Q. How prevalent is heartworm in Ontario? Do I really need to worry about it in my pet?
The actual number of heartworm positive pets in Ontario varies from year to year. While there is currently no system in place to track every case of heartworm in the province, a survey conducted in 2010 found that the number of dogs with heartworm in Ontario increased by 60% between 2002 and 2010. Of the dogs that tested positive for heartworm in Canada, nine per cent of them were confirmed as having been imported from the Southern United States (Katrina dogs) and 12 per cent had been imported from other parts of the United States or other countries. Fifty-one per cent had never left their local area.
The take home message is that Ontario pets are vulnerable from a variety of sources, and prevention is the best approach.
Q. Why does my pet need preventative medication? Why not just treat the disease if my pet develops heartworm?
The signs of heartworm disease are usually only detectable after the disease has progressed and damage has already been done to the internal organs, which may be irreversible. Although treatment for heartworm disease is available, it is costly and is not without dangers. Waiting for symptoms to develop is not a realistic alternative to prevention, nor is it particularly ethical.
Q. If my dog is always indoors and never gets bitten by a mosquito, does it need a heartworm prevention program?
Mosquitoes are a fact of life during the summer months in Ontario, and we have yet to see an effective method of avoiding all contact with the insect. Remember – it only takes one mosquito bite to infect a dog with heartworm.
Other resources for pet owners:

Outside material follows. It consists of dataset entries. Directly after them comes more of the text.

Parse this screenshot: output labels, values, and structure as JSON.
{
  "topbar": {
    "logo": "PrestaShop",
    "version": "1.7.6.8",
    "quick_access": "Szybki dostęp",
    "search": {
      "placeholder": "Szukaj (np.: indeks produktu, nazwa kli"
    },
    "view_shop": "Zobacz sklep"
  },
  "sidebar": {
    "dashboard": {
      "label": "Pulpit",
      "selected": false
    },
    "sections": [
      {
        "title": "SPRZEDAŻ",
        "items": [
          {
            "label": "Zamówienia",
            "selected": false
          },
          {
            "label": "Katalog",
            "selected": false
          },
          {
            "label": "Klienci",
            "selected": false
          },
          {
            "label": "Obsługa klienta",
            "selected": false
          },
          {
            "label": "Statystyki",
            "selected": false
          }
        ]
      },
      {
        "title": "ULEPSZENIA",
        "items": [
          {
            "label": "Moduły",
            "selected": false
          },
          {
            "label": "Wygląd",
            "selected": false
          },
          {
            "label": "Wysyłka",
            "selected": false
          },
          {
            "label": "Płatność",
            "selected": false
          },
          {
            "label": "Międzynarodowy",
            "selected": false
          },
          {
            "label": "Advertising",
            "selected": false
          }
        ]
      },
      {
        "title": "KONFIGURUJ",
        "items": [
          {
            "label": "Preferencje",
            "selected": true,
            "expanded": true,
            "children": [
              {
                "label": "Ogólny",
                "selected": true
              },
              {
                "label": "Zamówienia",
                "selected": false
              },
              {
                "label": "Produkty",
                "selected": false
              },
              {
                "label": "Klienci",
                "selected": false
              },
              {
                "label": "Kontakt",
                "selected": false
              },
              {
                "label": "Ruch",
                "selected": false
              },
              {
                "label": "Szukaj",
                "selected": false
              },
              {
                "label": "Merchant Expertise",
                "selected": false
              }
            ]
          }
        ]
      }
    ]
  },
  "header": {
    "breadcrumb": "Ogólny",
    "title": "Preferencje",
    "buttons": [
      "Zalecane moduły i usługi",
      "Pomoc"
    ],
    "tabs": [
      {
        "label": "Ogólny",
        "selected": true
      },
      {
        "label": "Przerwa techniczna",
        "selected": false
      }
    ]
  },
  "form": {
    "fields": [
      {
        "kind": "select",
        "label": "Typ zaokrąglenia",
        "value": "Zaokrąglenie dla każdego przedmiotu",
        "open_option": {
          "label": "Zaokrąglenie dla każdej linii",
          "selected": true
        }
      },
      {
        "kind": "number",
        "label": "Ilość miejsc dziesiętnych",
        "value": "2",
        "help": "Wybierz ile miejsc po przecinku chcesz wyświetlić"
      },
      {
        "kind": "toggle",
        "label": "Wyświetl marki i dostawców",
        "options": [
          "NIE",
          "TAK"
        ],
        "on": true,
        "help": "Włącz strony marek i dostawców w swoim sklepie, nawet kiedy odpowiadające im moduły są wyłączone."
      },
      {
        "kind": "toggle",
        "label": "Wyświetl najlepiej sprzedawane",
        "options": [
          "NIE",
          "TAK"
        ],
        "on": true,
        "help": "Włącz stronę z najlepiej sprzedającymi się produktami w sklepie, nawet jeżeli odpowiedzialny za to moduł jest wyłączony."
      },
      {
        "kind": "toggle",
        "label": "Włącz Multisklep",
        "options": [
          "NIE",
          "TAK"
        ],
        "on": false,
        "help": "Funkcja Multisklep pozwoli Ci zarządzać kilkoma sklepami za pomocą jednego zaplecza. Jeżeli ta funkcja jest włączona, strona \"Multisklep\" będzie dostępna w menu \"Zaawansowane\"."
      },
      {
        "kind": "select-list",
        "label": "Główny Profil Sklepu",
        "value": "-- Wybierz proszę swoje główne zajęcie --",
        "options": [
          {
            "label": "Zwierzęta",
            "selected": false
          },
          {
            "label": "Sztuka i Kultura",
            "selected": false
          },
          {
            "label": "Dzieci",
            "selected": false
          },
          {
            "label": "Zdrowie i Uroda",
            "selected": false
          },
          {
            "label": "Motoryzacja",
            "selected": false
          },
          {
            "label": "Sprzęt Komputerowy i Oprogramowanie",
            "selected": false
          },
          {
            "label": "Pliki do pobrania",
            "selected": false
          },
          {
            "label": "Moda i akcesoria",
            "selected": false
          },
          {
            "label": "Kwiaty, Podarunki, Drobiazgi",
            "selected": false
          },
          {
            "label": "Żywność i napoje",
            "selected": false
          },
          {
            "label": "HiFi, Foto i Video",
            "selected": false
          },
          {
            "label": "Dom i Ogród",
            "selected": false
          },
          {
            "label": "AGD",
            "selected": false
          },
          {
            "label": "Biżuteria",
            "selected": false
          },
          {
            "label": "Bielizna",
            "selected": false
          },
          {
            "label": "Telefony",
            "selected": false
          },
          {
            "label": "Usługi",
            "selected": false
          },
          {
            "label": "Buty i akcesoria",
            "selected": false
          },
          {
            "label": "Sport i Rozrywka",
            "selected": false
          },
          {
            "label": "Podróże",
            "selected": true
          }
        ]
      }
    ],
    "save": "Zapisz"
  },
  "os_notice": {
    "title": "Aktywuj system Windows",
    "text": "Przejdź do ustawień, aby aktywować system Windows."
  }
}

American Heartworm Society: www.heartwormsociety.org
Veterinary Partner: www.veterinarypartner.com/Content.plx?P=A&C=&A=1196&SourceID